It is also worth noting this inordinate focus comes as people move away from the traditional support structures this society has offered its people -- the Church, the family, the Government. When people turn away from those support structures, they inevitably look for something to fill the void and the celebrity culture fits the bill. We can see how the celebrity culture has risen even as religiosity, family bonds and trust in Government have waned.
This trend is also apparent in certain aspects of our celebrity culture, which is much different than the culture extant in the pre-war and post-war periods in terms of the aspirations people have.
Back in the Fifties and early Sixties, as various scholars have noted, people aspired to act like the rich, who were well-regarded in society. Thus, people read literature and took an interest in classical music and generally worked to get on board with what society deemed proper. Today, on the other hand, popular culture is very much a reflection of the various troubles affecting the poor: glorification of the street life, glorification of violence and criminality, glorification of consumption and petty decadence. Back in the day, stars were rich and they acted like it. Today, stars are rich, but you'd be hard-pressed to find one who knew the meaning of, or would even flinch at, the age-old insult of parvenu. Thus the only aspiration for regular folks is economic -- they want a bathroom they can play baseball in, as the popular song puts it, and hang everything else.

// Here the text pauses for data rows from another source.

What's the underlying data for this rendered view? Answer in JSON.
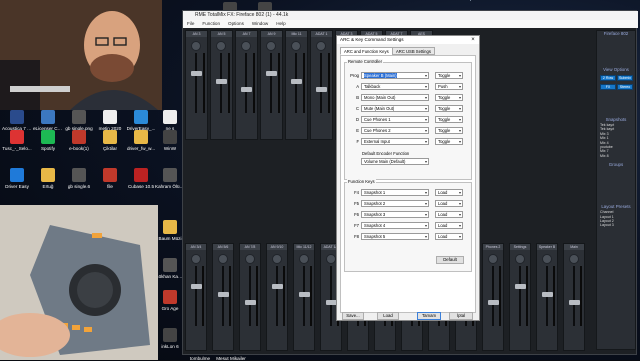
{
  "desktop": {
    "icons": [
      {
        "label": "Acoustica 7 - 64 Bit",
        "icon": "waveform-icon",
        "color": "#2a4b8c"
      },
      {
        "label": "eLicenser Control...",
        "icon": "license-icon",
        "color": "#3c78c0"
      },
      {
        "label": "gb single.png",
        "icon": "image-icon",
        "color": "#555"
      },
      {
        "label": "metin 2020",
        "icon": "document-icon",
        "color": "#eee"
      },
      {
        "label": "DriverEasy_...",
        "icon": "setup-icon",
        "color": "#2b8ad8"
      },
      {
        "label": "ne s",
        "icon": "document-icon",
        "color": "#eee"
      },
      {
        "label": "Tusc_-_Selo...",
        "icon": "music-icon",
        "color": "#d33"
      },
      {
        "label": "Spotify",
        "icon": "spotify-icon",
        "color": "#1db954"
      },
      {
        "label": "e-book(1)",
        "icon": "pdf-icon",
        "color": "#c0392b"
      },
      {
        "label": "Çiktilar",
        "icon": "folder-icon",
        "color": "#e8b847"
      },
      {
        "label": "driver_fw_w...",
        "icon": "folder-icon",
        "color": "#e8b847"
      },
      {
        "label": "WinW",
        "icon": "app-icon",
        "color": "#444"
      },
      {
        "label": "Driver Easy",
        "icon": "drivereasy-icon",
        "color": "#1f7ad9"
      },
      {
        "label": "Ertuğ",
        "icon": "folder-icon",
        "color": "#e8b847"
      },
      {
        "label": "gb single.6",
        "icon": "image-icon",
        "color": "#555"
      },
      {
        "label": "file",
        "icon": "pdf-icon",
        "color": "#c0392b"
      },
      {
        "label": "Cubase 10.5",
        "icon": "cubase-icon",
        "color": "#b22"
      },
      {
        "label": "Kahram Ölüms",
        "icon": "image-icon",
        "color": "#555"
      },
      {
        "label": "Baum Müzi",
        "icon": "folder-icon",
        "color": "#e8b847"
      },
      {
        "label": "Gökhan Kahram",
        "icon": "image-icon",
        "color": "#555"
      },
      {
        "label": "Gro Age",
        "icon": "pdf-icon",
        "color": "#c0392b"
      },
      {
        "label": "inkLon 6",
        "icon": "app-icon",
        "color": "#444"
      },
      {
        "label": "tombulme",
        "icon": "app-icon",
        "color": "#444"
      },
      {
        "label": "Mesut Mikailer",
        "icon": "app-icon",
        "color": "#444"
      },
      {
        "label": "O wav Kayıt",
        "icon": "audio-icon",
        "color": "#444"
      },
      {
        "label": "DID",
        "icon": "app-icon",
        "color": "#444"
      }
    ]
  },
  "mixer": {
    "title": "RME TotalMix FX: Fireface 802 (1) - 44.1k",
    "menu": [
      "File",
      "Function",
      "Options",
      "Window",
      "Help"
    ],
    "top_strip_labels": [
      "AN 3",
      "AN 5",
      "AN 7",
      "AN 9",
      "Mic 11",
      "ADAT 1",
      "ADAT 3",
      "ADAT 5",
      "ADAT 7",
      "AES"
    ],
    "bottom_strip_labels": [
      "AN 3/4",
      "AN 5/6",
      "AN 7/8",
      "AN 9/10",
      "Mic 11/12",
      "ADAT 1/2",
      "ADAT 3/4",
      "ADAT 5/6",
      "ADAT 7/8",
      "ADAT 9/10",
      "AES",
      "Phones 2",
      "Settings",
      "Speaker B",
      "Main"
    ],
    "right_panel": {
      "device": "Fireface 802",
      "view_options_title": "View Options",
      "view_buttons": [
        "2 Row",
        "Submix",
        "FX",
        "Stereo"
      ],
      "snapshots_title": "Snapshots",
      "snapshots": [
        "Tek kayıt",
        "Tek kayıt",
        "Mix 3",
        "Mix 1",
        "Mix 4",
        "youtube",
        "Mix 7",
        "Mix 8"
      ],
      "groups_title": "Groups",
      "layout_presets_title": "Layout Presets",
      "layout_presets": [
        "Channel",
        "Layout 1",
        "Layout 2",
        "Layout 3"
      ]
    }
  },
  "dialog": {
    "title": "ARC & Key Command Settings",
    "tabs": [
      "ARC and Function Keys",
      "ARC USB Settings"
    ],
    "remote_group": "Remote Controller",
    "rows": [
      {
        "key": "Prog",
        "value": "Speaker B (Main)",
        "mode": "Toggle",
        "selected": true
      },
      {
        "key": "A",
        "value": "Talkback",
        "mode": "Push",
        "selected": false
      },
      {
        "key": "B",
        "value": "Mono (Main Out)",
        "mode": "Toggle",
        "selected": false
      },
      {
        "key": "C",
        "value": "Mute (Main Out)",
        "mode": "Toggle",
        "selected": false
      },
      {
        "key": "D",
        "value": "Cue Phones 1",
        "mode": "Toggle",
        "selected": false
      },
      {
        "key": "E",
        "value": "Cue Phones 2",
        "mode": "Toggle",
        "selected": false
      },
      {
        "key": "F",
        "value": "External Input",
        "mode": "Toggle",
        "selected": false
      }
    ],
    "encoder_label": "Default Encoder Function",
    "encoder_value": "Volume Main (Default)",
    "function_keys_group": "Function Keys",
    "fkeys": [
      {
        "key": "F4",
        "value": "Snapshot 1",
        "action": "Load"
      },
      {
        "key": "F5",
        "value": "Snapshot 2",
        "action": "Load"
      },
      {
        "key": "F6",
        "value": "Snapshot 3",
        "action": "Load"
      },
      {
        "key": "F7",
        "value": "Snapshot 4",
        "action": "Load"
      },
      {
        "key": "F8",
        "value": "Snapshot 5",
        "action": "Load"
      }
    ],
    "default_button": "Default",
    "footer_buttons": [
      "Save...",
      "Load",
      "Tamam",
      "İptal"
    ],
    "close_glyph": "×"
  }
}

That, I think, also ties in directly with the economic uncertainty many Americans face: something I would argue reaches well into the upper-middle class. After all, how many people out there actually feel secure in this day and age? I certainly do not, and I daresay I am in a much better position than most (the whole bachelor/no kids thing helps). This, I would submit, is a further level of alienation that separates people from their society. They don't trust the Government, they worry about their jobs and their employment, and their financial situation is -- if not precarious -- at least not where they want it to be.
So if people don't have faith in their own situation, don't have faith in themselves, don't have faith in God, don't have faith in their jobs, and don't have faith in the Government, they turn to the one place where they can have faith, or something that does a fair enough job of approximating it: their favorite stars. They feel they can depend on them because they have nothing else on which to depend. I would also argue people with an inordinate interest in celebrities also probably are lacking in conviction about themselves.
And this is a tragedy. It really is. As such, I find it tough to blame the "celebrity culture" for our problems when its ascendancy is a direct result of society's other institutions dropping the ball.
The way I see it, any solution to this problem -- if one considers it a problem -- must be two-fold. The first, and more important part, must involve Americans getting themselves on a better footing. If Americans rediscovered the values of living frugally, and religiosity, and a strong family, I think people would generally be better off -- or at least have a lot less to worry about. The second part involves society's institutions doing a better job at reaching out to a populace that clearly is in a lot of need. Religious groups need to be more effective, Government needs to be more competent, and businesses need to be more in tune with the communities in which they do business.
OK, thus endeth today's lesson. Which is good, because now I'm depressed. To cheer myself up, I'm going to get work started on another search-engine query post. Yeah.Posted by Benjamin Kepple at November 28, 2007 09:49 PM | TrackBack